There are several appetizers - we order three of them in multiples, 'cause that's the way we roll - and then the evening's menu. There are two set menus, one "Thali" (with vegetarian options) with ten or eleven dishes, and one "Smali" with five or six dishes. A thali, apparently, is an Indian meal served in many small bowls or plates arranged on a round tray. The details are a little blurry, but this is what I remember: Eggplant "fries," salty-sweet and a bit squishy. Little tartlets of Taleggio cheese, leeks, apples, and dill, with a meltingly crumbly crust. Deep-fried mussels, crisp outside, soft inside, apparently a signature dish. The "Thali" arrives, with all sorts of exciting things in little dishes. The largest dishes are a saké-marinated cod with a cucumber salad, sweet and warm and cool and spicy all at once, and a piece of braised pork belly served on a bed of shredded Napa cabbage, probably some of the best pork belly I have ever eaten in a restaurant. In the middle is another bowl of rice capped with a flap of oven-blistered naan sprinkled with tiny black seeds. There is a sweet-tart gazpacho made with some sort of melon, a bowl of chickpeas in a light dressing, watermelon-and-lime pickle, Romano beans with hazelnuts, and sweet little beets. (Does no one trim the ends of beans anymore? Is it just me?). There is not too much of anything, but just enough so you are satisfied with the range of flavors and textures before you. It is like the grand menu at a fancy restaurant, but only better, because the atmosphere is friendly and casual, and everything comes at once, instead of in an interminable procession of courses. And then it is time for dessert, which none of us can resist.
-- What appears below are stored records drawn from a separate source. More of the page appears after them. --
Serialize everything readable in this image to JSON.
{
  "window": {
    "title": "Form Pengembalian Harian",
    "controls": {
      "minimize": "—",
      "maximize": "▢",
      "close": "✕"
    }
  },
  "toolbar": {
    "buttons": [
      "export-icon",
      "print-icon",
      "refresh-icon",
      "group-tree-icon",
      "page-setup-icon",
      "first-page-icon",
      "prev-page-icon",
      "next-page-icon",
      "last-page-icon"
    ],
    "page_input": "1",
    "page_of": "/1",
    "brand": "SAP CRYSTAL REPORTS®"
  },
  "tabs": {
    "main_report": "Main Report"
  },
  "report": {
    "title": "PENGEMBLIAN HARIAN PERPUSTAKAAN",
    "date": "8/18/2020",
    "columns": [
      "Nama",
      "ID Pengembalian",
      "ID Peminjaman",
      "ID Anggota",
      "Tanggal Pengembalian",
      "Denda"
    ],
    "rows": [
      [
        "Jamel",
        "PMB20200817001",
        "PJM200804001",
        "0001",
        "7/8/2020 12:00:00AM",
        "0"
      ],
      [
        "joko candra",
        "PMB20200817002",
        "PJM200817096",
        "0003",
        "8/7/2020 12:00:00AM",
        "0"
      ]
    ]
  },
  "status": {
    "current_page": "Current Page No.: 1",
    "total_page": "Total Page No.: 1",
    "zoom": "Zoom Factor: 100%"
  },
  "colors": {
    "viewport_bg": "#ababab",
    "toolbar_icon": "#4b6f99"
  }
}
We pass around a "rocky rose sundae" made with chocolate sorbet, Marcona almonds, marshmallows, rose-water syrup, and whipped cream, and another glass of chocolate malt ice cream. I have a plum tart oozing cream on top, with a sweet version of that same meltingly crumbly crust that supported the apple-dill-Taleggio tart from the beginning of the meal. Someone hands me a bite of a deep-dish pear tart, wrapped in a pastry scented with, I think, celery seed. Everything is gently flavored with all kinds of mysterious (mysterious to me, at least) herbs and spices, most of which I can't quite identify, and it is somehow strange and exciting all at once. I am dizzy with food (and with framboise-and-elderflower spiked vodka) and cannot wait until I come here again. Soon. I say this all the time, and I hope to mean it, for once.
We walk out to the car through the back door, past raised garden beds planted with herbs and greens, all still young and tender. I am sure they will find their way into the kitchen, and onto our plates, the way the food here has already made its way into my heart.